Black History Month (BHM) is a month where we honor our ancestors and people who sacrificed their lives for us to have a future where we could be free to be recognized and live as human beings. BHM serves as a reminder for us of what happened to our ancestors so history would never repeat itself.
Just like any 5th grader, Marley Dias had book reports and readings assignments for class, but realized the misrepresentation in many of the books accessible. Marley felt there should be more representation of black children, especially black girls in the stories. After growing tired of reading books about white boys and their dogs, eleven-year-old Dias started a book drive. Working along with 2 other friends, their goal was to collect 1,000 books in which black girls are the main characters. She then gave the books away to children in the U.S. and rural Jamaica.
This quote expresses how important representation is in our society. If we want to create a better future, we need to be open to learn and understand the whole truth about our past and present.

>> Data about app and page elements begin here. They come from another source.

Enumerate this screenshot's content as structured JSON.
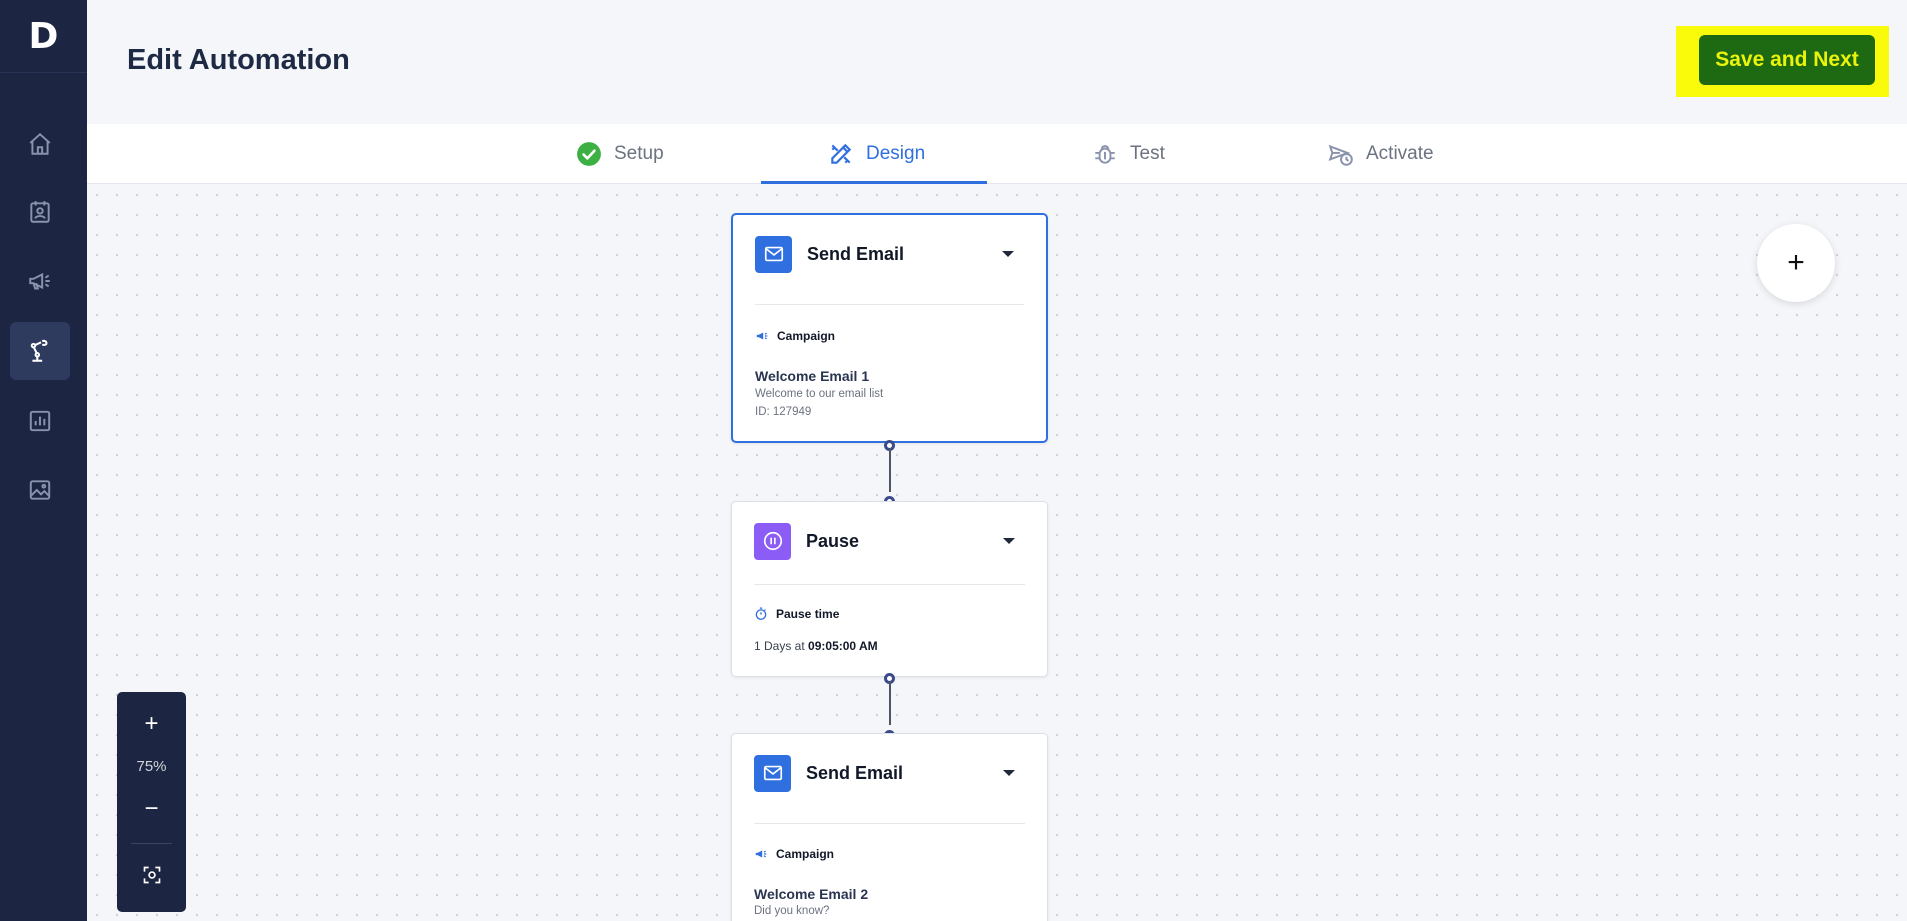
{
  "sidebar": {
    "logo": "D",
    "items": [
      {
        "icon": "home-icon",
        "active": false
      },
      {
        "icon": "contacts-icon",
        "active": false
      },
      {
        "icon": "megaphone-icon",
        "active": false
      },
      {
        "icon": "robot-arm-icon",
        "active": true
      },
      {
        "icon": "chart-icon",
        "active": false
      },
      {
        "icon": "image-icon",
        "active": false
      }
    ]
  },
  "header": {
    "title": "Edit Automation",
    "save_label": "Save and Next"
  },
  "tabs": [
    {
      "label": "Setup",
      "icon": "check-circle-icon",
      "state": "done"
    },
    {
      "label": "Design",
      "icon": "design-tools-icon",
      "state": "active"
    },
    {
      "label": "Test",
      "icon": "bug-icon",
      "state": "pending"
    },
    {
      "label": "Activate",
      "icon": "send-clock-icon",
      "state": "pending"
    }
  ],
  "nodes": [
    {
      "type": "Send Email",
      "sub_label": "Campaign",
      "name": "Welcome Email 1",
      "description": "Welcome to our email list",
      "id": "ID: 127949"
    },
    {
      "type": "Pause",
      "sub_label": "Pause time",
      "text_prefix": "1 Days at",
      "text_bold": "09:05:00 AM"
    },
    {
      "type": "Send Email",
      "sub_label": "Campaign",
      "name": "Welcome Email 2",
      "description": "Did you know?"
    }
  ],
  "canvas": {
    "add_label": "+",
    "zoom": {
      "plus": "+",
      "level": "75%",
      "minus": "−"
    }
  },
  "colors": {
    "sidebar": "#1c2541",
    "accent": "#2f6fe0",
    "save_button": "#1e6a12",
    "save_text": "#eaf30a",
    "highlight": "#f9fb0b",
    "pause": "#8b5cf6",
    "success": "#3cb043"
  }
}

“For young black girls in the U.S., context is really important for them – to see themselves and have stories that reflect experiences that are closer to what they have or their friends have.
I’m hoping to show that other girls can do this as well. I used the resources I was given and I want people to pass that down and use the things they’re given to create more social action projects – and do it just for fun, and not make it feel like a chore.”

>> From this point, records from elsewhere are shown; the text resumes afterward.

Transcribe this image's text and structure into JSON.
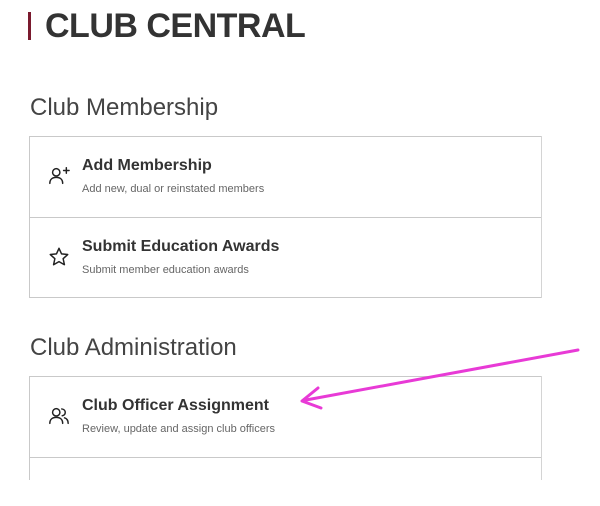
{
  "header": {
    "title": "CLUB CENTRAL",
    "accent_color": "#7a1a2e"
  },
  "sections": [
    {
      "title": "Club Membership",
      "items": [
        {
          "label": "Add Membership",
          "description": "Add new, dual or reinstated members",
          "icon": "add-user-icon"
        },
        {
          "label": "Submit Education Awards",
          "description": "Submit member education awards",
          "icon": "star-icon"
        }
      ]
    },
    {
      "title": "Club Administration",
      "items": [
        {
          "label": "Club Officer Assignment",
          "description": "Review, update and assign club officers",
          "icon": "users-icon"
        }
      ]
    }
  ],
  "annotation": {
    "type": "arrow",
    "color": "#e83ad6",
    "points_to": "Club Officer Assignment"
  }
}
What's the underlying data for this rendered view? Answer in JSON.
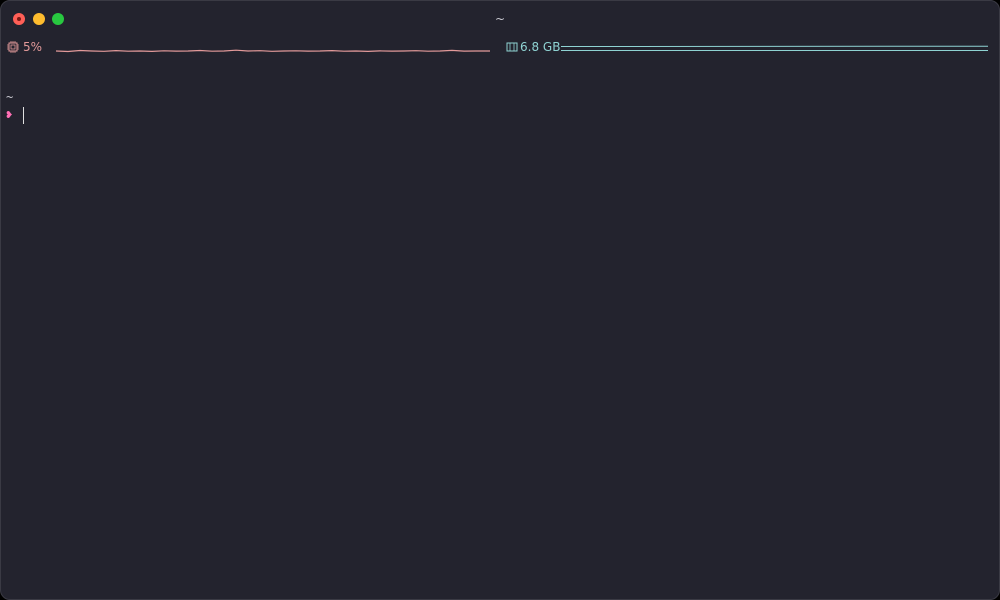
{
  "window": {
    "title": "~"
  },
  "statusbar": {
    "cpu": {
      "value_text": "5%",
      "icon": "cpu-chip-icon",
      "color": "#e39a9a"
    },
    "memory": {
      "value_text": "6.8 GB",
      "icon": "memory-icon",
      "color": "#8fd3d3"
    }
  },
  "terminal": {
    "cwd": "~",
    "prompt_glyph": "❥"
  },
  "colors": {
    "background": "#23232e",
    "prompt": "#ff6fb5"
  }
}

– Marley Dias
If you would like to donate books or follow up on the 1000blackgirlbooks campaign, click here.
Watch Marley promote her campaign here.

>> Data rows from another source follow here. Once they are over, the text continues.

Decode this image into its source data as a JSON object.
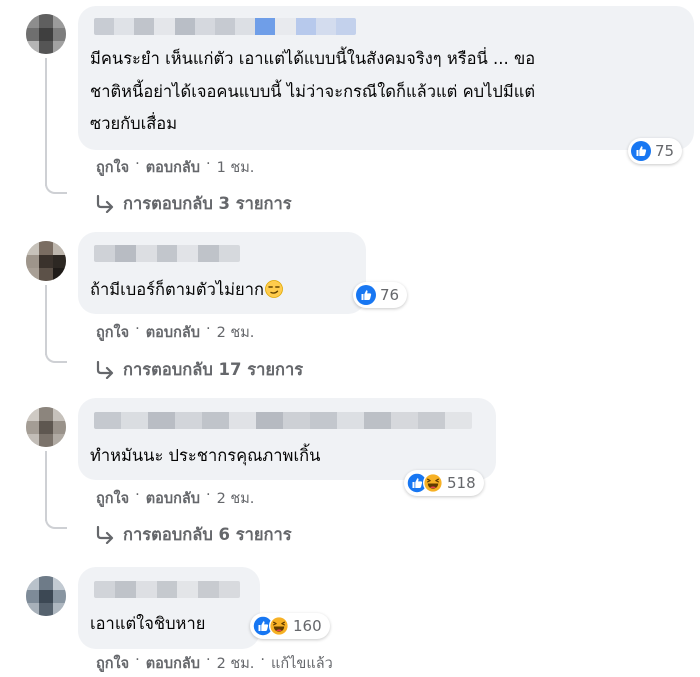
{
  "comments": [
    {
      "text_lines": [
        "มีคนระยำ เห็นแก่ตัว เอาแต่ได้แบบนี้ในสังคมจริงๆ หรือนี่ ... ขอ",
        "ชาติหนี้อย่าได้เจอคนแบบนี้ ไม่ว่าจะกรณีใดก็แล้วแต่ คบไปมีแต่",
        "ซวยกับเสื่อม"
      ],
      "reaction_icons": [
        "like-reaction-icon"
      ],
      "reaction_count": "75",
      "like_label": "ถูกใจ",
      "reply_label": "ตอบกลับ",
      "time": "1 ชม.",
      "replies_label": "การตอบกลับ 3 รายการ"
    },
    {
      "text_lines": [
        "ถ้ามีเบอร์ก็ตามตัวไม่ยาก"
      ],
      "emoji": "smirk-emoji",
      "reaction_icons": [
        "like-reaction-icon"
      ],
      "reaction_count": "76",
      "like_label": "ถูกใจ",
      "reply_label": "ตอบกลับ",
      "time": "2 ชม.",
      "replies_label": "การตอบกลับ 17 รายการ"
    },
    {
      "text_lines": [
        "ทำหมันนะ ประชากรคุณภาพเกิ้น"
      ],
      "reaction_icons": [
        "like-reaction-icon",
        "haha-reaction-icon"
      ],
      "reaction_count": "518",
      "like_label": "ถูกใจ",
      "reply_label": "ตอบกลับ",
      "time": "2 ชม.",
      "replies_label": "การตอบกลับ 6 รายการ"
    },
    {
      "text_lines": [
        "เอาแต่ใจชิบหาย"
      ],
      "reaction_icons": [
        "like-reaction-icon",
        "haha-reaction-icon"
      ],
      "reaction_count": "160",
      "like_label": "ถูกใจ",
      "reply_label": "ตอบกลับ",
      "time": "2 ชม.",
      "edited_label": "แก้ไขแล้ว"
    }
  ],
  "separator": "·",
  "colors": {
    "bubble": "#f0f2f5",
    "meta": "#65676b",
    "like_blue": "#1877f2",
    "haha_yellow": "#f7b125",
    "thread_line": "#ced0d4"
  }
}
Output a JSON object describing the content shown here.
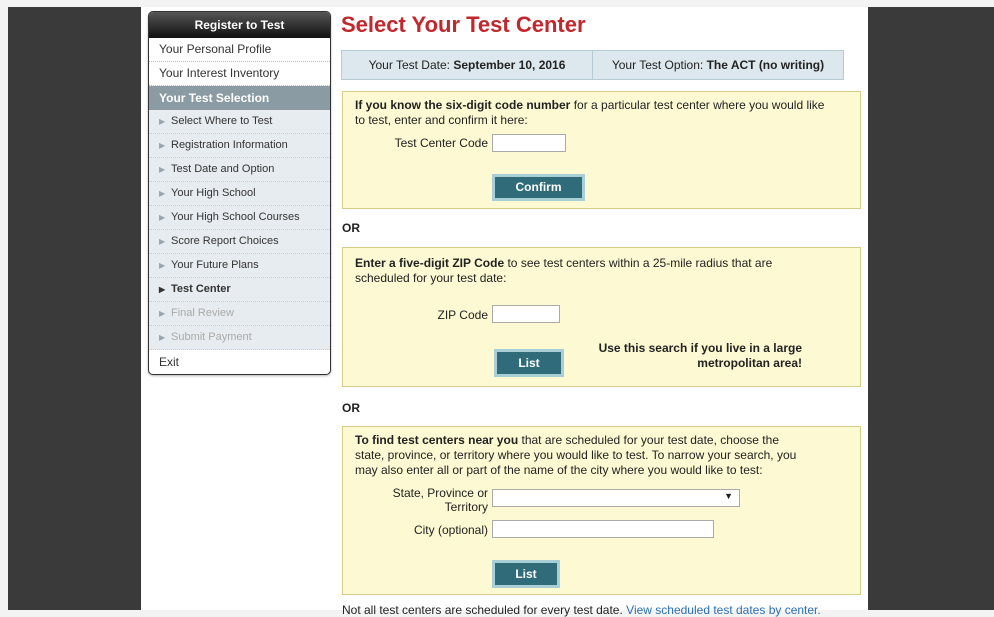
{
  "sidebar": {
    "header": "Register to Test",
    "top_items": [
      "Your Personal Profile",
      "Your Interest Inventory"
    ],
    "section": "Your Test Selection",
    "sub_items": [
      {
        "label": "Select Where to Test",
        "state": "normal"
      },
      {
        "label": "Registration Information",
        "state": "normal"
      },
      {
        "label": "Test Date and Option",
        "state": "normal"
      },
      {
        "label": "Your High School",
        "state": "normal"
      },
      {
        "label": "Your High School Courses",
        "state": "normal"
      },
      {
        "label": "Score Report Choices",
        "state": "normal"
      },
      {
        "label": "Your Future Plans",
        "state": "normal"
      },
      {
        "label": "Test Center",
        "state": "active"
      },
      {
        "label": "Final Review",
        "state": "disabled"
      },
      {
        "label": "Submit Payment",
        "state": "disabled"
      }
    ],
    "exit": "Exit"
  },
  "main": {
    "title": "Select Your Test Center",
    "info": {
      "date_label": "Your Test Date:",
      "date_value": "September 10, 2016",
      "option_label": "Your Test Option:",
      "option_value": "The ACT (no writing)"
    },
    "code_box": {
      "intro_bold": "If you know the six-digit code number",
      "intro_rest": " for a particular test center where you would like to test, enter and confirm it here:",
      "field_label": "Test Center Code",
      "field_value": "",
      "button": "Confirm"
    },
    "or1": "OR",
    "zip_box": {
      "intro_bold": "Enter a five-digit ZIP Code",
      "intro_rest": " to see test centers within a 25-mile radius that are scheduled for your test date:",
      "field_label": "ZIP Code",
      "field_value": "",
      "button": "List",
      "hint_line1": "Use this search if you live in a large",
      "hint_line2": "metropolitan area!"
    },
    "or2": "OR",
    "state_box": {
      "intro_bold": "To find test centers near you",
      "intro_rest": " that are scheduled for your test date, choose the state, province, or territory where you would like to test. To narrow your search, you may also enter all or part of the name of the city where you would like to test:",
      "state_label_1": "State, Province or",
      "state_label_2": "Territory",
      "state_value": "",
      "city_label": "City (optional)",
      "city_value": "",
      "button": "List"
    },
    "footer_text": "Not all test centers are scheduled for every test date. ",
    "footer_link": "View scheduled test dates by center."
  }
}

Generation W.E.E.E. Team
- Black schoolgirl starts campaign to find 1,000 books with black girl leads
- Marley Promotes #1000BlackGirlBooks
- Seeking black female role models, 11-year-old launches book drive